However, I feel that it was through artistic error in showing small several small charges on the shield which deprived them of beak and feet.

The arms of LorraineMontmorencyThe peculiar case of the alérion reinforces the idea of artistic error. It is, in its present form, a completely heraldic beast, although derived initially from the eagle, and appears almost without exception only in the heraldry of France. Here, it is confined principally to the coats of Lorraine (3) and Montmorency (4).

The alérion, of which there is almost always more than one, is depicted on the shield as a small eagle displayed, without talons and beak, and with the wings abaissées. The origin is unknown, but is is highly likely that it was used to depict an eagle when there was more than one of these on a shield.There is a legend that Geoffroy de Bouillon shot three footless birds with one arrow while fighting in the Crusades, and placed them as charges in his arms. The house of Lorraine descending from him continued their use.

On seals and coins of the Ducs de Lorraine, the beaks and talons remained until the end of the thirteenth century, disappearing at the beginning of the fourteenth. This may have been because as the seals became smaller there was less room on the shield in which the engravers could work. It was not until the fifteenth century, when the beak disappeared, that the alerion assumed its present stylised form.

The definition of the alérion is itself a problem, since in medieval bestiaries it was shown as a large eagle like bird to denote the king of the birds. It has been suggested that the early heralds deliberately used it as an ironic and deliberate opposite to the traditional bird of the bestiaries, but I believe that it is more likely that, as is the case with so much in heraldry, the bird was originally an eagle and was changed by either necessity because of the space available on the shield or by copies of examples which were unclear.Bouchart de Montmorency, Seigneur de Saint Leu, Wijnbergen Roll

The alérion is said to be a rebus on the name of Lorraine. It has also been suggested that the word derives from the Latin alerio, and that the term was first used as pun on Lorraine. The word alerio does not occur in Classical Latin, but Larousse. gives a possible derivation from Frankish *adalaro, eagle, cognate with German adler.

1 Or three martlets sable on a chief embattled gules a lion rampant of the field between two crosses crosslet argent. The arms produced here are from a black and white drawing in Wilfred Scott-Giles, "Civic Heraldry of England & Wales, Dent, 1939. Perversely, the martlets are shown with a beak, and the swallow has both beak and feet.

2 Or three pallets azure on a chief gules three canettes argent. The arms of Godreville, Seine Maritime.

3 One of the branches of Montmorency. Or a cross gules cantonned by four alérions azure. Here the charges are true alérions, without beak or feet.

4 One of the branches of Montmorency. Or a cross gules cantonned by four eaglets displayed azure overall a canton ermine.
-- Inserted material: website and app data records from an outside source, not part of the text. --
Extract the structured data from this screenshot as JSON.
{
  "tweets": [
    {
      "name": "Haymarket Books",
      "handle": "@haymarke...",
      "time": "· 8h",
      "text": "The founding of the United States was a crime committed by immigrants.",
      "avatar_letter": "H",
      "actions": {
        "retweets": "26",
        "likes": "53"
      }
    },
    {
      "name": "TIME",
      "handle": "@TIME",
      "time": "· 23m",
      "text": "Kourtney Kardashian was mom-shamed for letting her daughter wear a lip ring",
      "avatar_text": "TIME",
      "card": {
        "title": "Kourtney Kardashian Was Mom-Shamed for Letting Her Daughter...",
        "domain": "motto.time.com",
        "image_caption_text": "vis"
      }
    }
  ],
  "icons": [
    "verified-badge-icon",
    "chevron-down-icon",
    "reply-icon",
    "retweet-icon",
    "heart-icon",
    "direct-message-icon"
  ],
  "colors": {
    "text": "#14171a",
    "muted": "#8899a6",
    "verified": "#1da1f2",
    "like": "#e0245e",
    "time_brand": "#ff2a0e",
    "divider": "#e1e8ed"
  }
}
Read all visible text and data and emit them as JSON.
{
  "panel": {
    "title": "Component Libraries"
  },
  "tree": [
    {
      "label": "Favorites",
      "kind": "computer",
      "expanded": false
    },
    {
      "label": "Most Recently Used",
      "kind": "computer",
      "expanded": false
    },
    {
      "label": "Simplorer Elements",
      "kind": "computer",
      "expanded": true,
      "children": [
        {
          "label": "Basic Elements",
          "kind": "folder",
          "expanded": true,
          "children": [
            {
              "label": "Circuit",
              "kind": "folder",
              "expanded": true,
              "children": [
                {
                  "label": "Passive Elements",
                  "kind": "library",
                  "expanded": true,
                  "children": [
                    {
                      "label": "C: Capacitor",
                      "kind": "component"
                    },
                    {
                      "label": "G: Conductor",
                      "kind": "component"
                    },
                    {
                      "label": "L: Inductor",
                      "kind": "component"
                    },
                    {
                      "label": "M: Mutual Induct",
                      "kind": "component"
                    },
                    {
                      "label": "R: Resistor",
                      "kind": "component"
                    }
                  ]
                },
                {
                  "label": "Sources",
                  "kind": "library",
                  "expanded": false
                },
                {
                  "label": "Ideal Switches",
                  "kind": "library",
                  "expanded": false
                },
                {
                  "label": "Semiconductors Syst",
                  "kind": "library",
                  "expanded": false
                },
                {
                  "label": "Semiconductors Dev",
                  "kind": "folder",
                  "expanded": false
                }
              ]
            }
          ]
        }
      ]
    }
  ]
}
Here the charges are eaglets, derived from the eagle, and are drawn as such.

5 Thomas de Furnival appears in several early rolls. In the Galloway Roll, the blazon is d'argent a une bende et sis mereletz de gueules